A story about him told by my father, George Paechter, is all we know of his active service, but it shows that he was brave under fire: "Curt was in the cavalry, and, at one time, had to cross an avenue in woodland down which the enemy were firing intermittent cannons. He didn't time his crossing very well: his horse was decapitated, but managed to carry him over to the other side before collapsing."

Curt was very much an assimilated German Jew. The only description we have of him is from the memoirs of my great-aunt, Anneliese Landau, who left Germany in 1939 and was the only member of that generation of my family to survive.

She describes her first impressions of him as: “a slender, middle-sized  young man with steel-blue eyes, a slightly balding head and a blond moustache. The erect figure seemed to be a model of a Prussian E.K.1 officer of the First World War: correctness all over, a face that seemed set for making decisions which no one could change, hardly even he himself who had originally made them.”

In civilian life, Curt was a lawyer, and in 1920 he took up a position as head of the law department of the Disconto-Gessellschaft, which later became part of the Deutsche Bank, specialising in their property holdings.

Following the rise of the Nazis in the 1930s, he was dismissed from this job, because Jews were no longer permitted to work as lawyers in such organisations.

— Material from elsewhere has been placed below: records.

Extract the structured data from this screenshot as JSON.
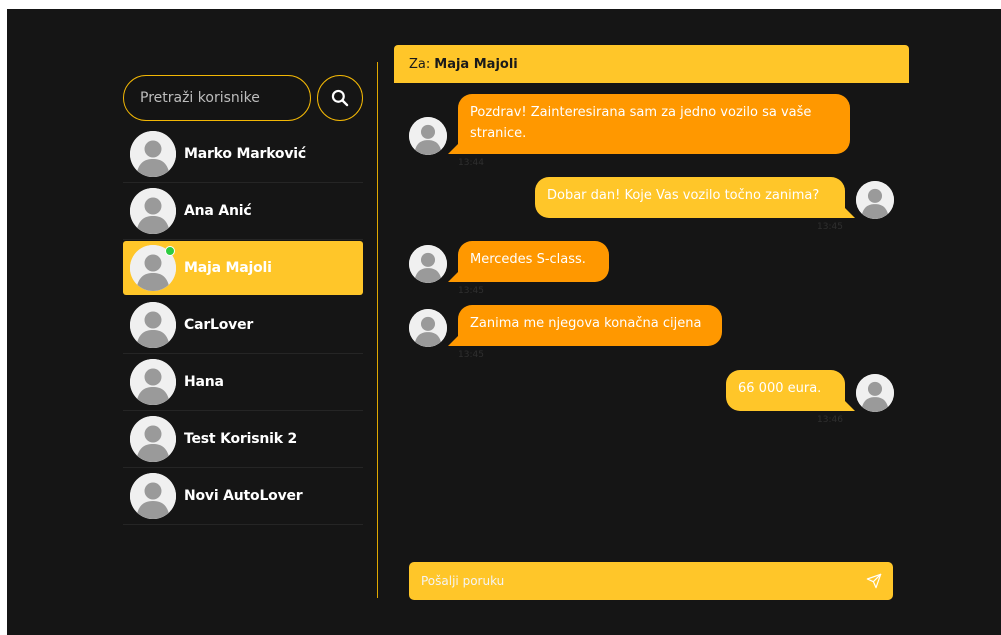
{
  "search": {
    "placeholder": "Pretraži korisnike",
    "icon": "search-icon"
  },
  "contacts": [
    {
      "name": "Marko Marković",
      "active": false,
      "online": false
    },
    {
      "name": "Ana Anić",
      "active": false,
      "online": false
    },
    {
      "name": "Maja Majoli",
      "active": true,
      "online": true
    },
    {
      "name": "CarLover",
      "active": false,
      "online": false
    },
    {
      "name": "Hana",
      "active": false,
      "online": false
    },
    {
      "name": "Test Korisnik 2",
      "active": false,
      "online": false
    },
    {
      "name": "Novi AutoLover",
      "active": false,
      "online": false
    }
  ],
  "chat": {
    "to_label": "Za:",
    "to_name": "Maja Majoli",
    "messages": [
      {
        "direction": "in",
        "text": "Pozdrav! Zainteresirana sam za jedno vozilo sa vaše stranice.",
        "time": "13:44"
      },
      {
        "direction": "out",
        "text": "Dobar dan! Koje Vas vozilo točno zanima?",
        "time": "13:45"
      },
      {
        "direction": "in",
        "text": "Mercedes S-class.",
        "time": "13:45"
      },
      {
        "direction": "in",
        "text": "Zanima me njegova konačna cijena",
        "time": "13:45"
      },
      {
        "direction": "out",
        "text": "66 000 eura.",
        "time": "13:46"
      }
    ]
  },
  "composer": {
    "placeholder": "Pošalji poruku",
    "send_icon": "send-icon"
  },
  "colors": {
    "background": "#151515",
    "accent_yellow": "#ffc629",
    "accent_orange": "#ff9800",
    "online": "#2ecc40"
  }
}
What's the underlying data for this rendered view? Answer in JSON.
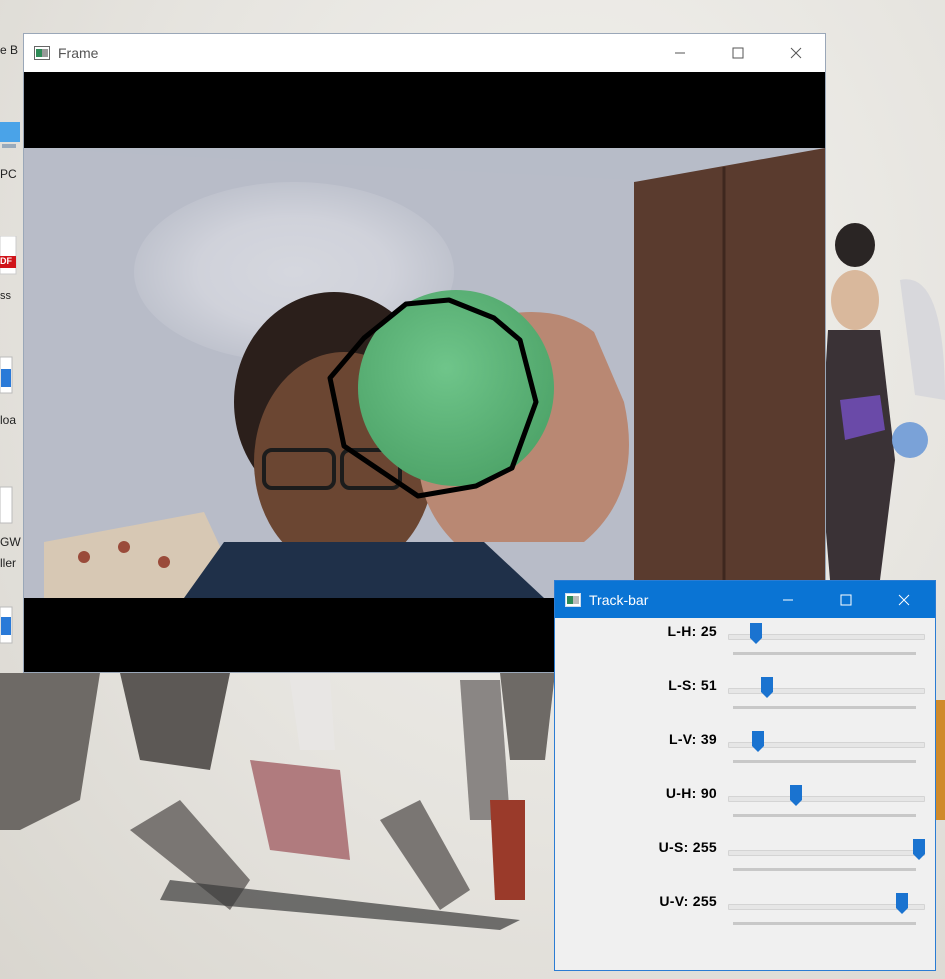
{
  "desktop": {
    "icon_labels": [
      "e B",
      "PC",
      "DF",
      "ss",
      "loa",
      "GW",
      "ller"
    ]
  },
  "frame_window": {
    "title": "Frame",
    "controls": [
      "minimize",
      "maximize",
      "close"
    ]
  },
  "trackbar_window": {
    "title": "Track-bar",
    "controls": [
      "minimize",
      "maximize",
      "close"
    ],
    "sliders": [
      {
        "label": "L-H: 25",
        "value": 25,
        "max": 179
      },
      {
        "label": "L-S: 51",
        "value": 51,
        "max": 255
      },
      {
        "label": "L-V: 39",
        "value": 39,
        "max": 255
      },
      {
        "label": "U-H: 90",
        "value": 90,
        "max": 255
      },
      {
        "label": "U-S: 255",
        "value": 255,
        "max": 255
      },
      {
        "label": "U-V: 255",
        "value": 255,
        "max": 280
      }
    ]
  },
  "colors": {
    "accent": "#0a74d4",
    "thumb": "#1a73d0",
    "ball": "#5fb77a",
    "contour": "#000000"
  }
}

Following Kristallnacht, he was arrested on 9 November 1938 and imprisoned for three months. After this, he sent his three children, including my father, to England as refugees. He and my grandmother Grete remained in Berlin to take care of their own parents.

Grete died from appendicitis in 1941 and Curt remained in Berlin with his mother and in-laws until 1942. In that year, he was deported to Theresienstadt. From there, probably sometime in 1944, he was sent to Auschwitz, where he died, probably in the gas chambers. There is a Stolperstein (stumbling block) in his memory outside the apartment block in which the family lived at 61 Nassauischestrasse in Berlin.